With a one-sided laminated job, curl is most commonly caused by stretch or moisture. Stretch induced curl can be controlled by several techniques, including lessening the unwind tension of the roll to decrease stretching the film; lowering the temperature to lessen elongation of the film that may occur due to overheating and the softening of the film; and adjusting nip pressure as the film is being laminated to the sheet. In addition, if the machine is equipped with anti-curl devices such as a breaker bar, adjustments with this can help decrease curl. In many situations, a combination of several of these techniques is necessary to ensure a flat sheet.

Moisture induced curl in one-sided laminated sheets is caused by the unlaminated side of the paper absorbing moisture and expanding while the film laminated side remains stable. The result is curl towards the film laminated side. Avoiding humidity and keeping the sheets dry prior to and after lamination will, of course, prevent this type of curl. This is easier said than done, meaning some curl with one-sided lamination is always a possibility. There are some types of films that can grow with the paper if moisture is present, but this may not prevent curling completely, because the paper may grow differently than the film.

It is worth mentioning that applying film through a wet laminating process versus a thermal laminating process provides less stress on the film and can help prohibit curling. Wet laminating does not expose the film to the type of heat that is necessary to apply a thermal film, therefore applying less stress on the film and decreasing the chance of curl. Raw films used in wet lamination applications are also much less costly than thermal films. In addition, machines such as the Billhöfer, include larger circumference rollers that press the sheet out better and provide a flatter sheet. Although this type of machine may run at slightly lower speeds, it provides an excellent end product with few rejects.

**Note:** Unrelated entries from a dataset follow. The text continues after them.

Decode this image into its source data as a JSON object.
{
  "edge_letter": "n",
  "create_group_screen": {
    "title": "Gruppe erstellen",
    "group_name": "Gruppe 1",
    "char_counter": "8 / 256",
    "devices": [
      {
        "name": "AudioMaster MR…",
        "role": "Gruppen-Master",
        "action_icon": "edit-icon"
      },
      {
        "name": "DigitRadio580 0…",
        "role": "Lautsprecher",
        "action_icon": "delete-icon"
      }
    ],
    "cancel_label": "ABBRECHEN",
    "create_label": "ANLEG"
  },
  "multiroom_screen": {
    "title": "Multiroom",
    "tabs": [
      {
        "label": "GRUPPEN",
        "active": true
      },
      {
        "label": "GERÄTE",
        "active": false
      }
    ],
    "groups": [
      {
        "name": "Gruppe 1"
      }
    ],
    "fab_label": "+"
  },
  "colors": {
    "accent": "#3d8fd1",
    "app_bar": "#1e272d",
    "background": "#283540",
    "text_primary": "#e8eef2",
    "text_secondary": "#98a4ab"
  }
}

InsideFinishing would like to provide a special thanks to Bill Gaspelin with Protect-All Inc. (262) 724-3292 for his assistance with this article. We would also like to thank John Ducan with Bryce Thermal Finishing Films (800) 238-6563, Walter Dean with Billhöfer USA (678) 947-5433, and Mike Wilbins with alco print finishers (918) 664-8245 for their input.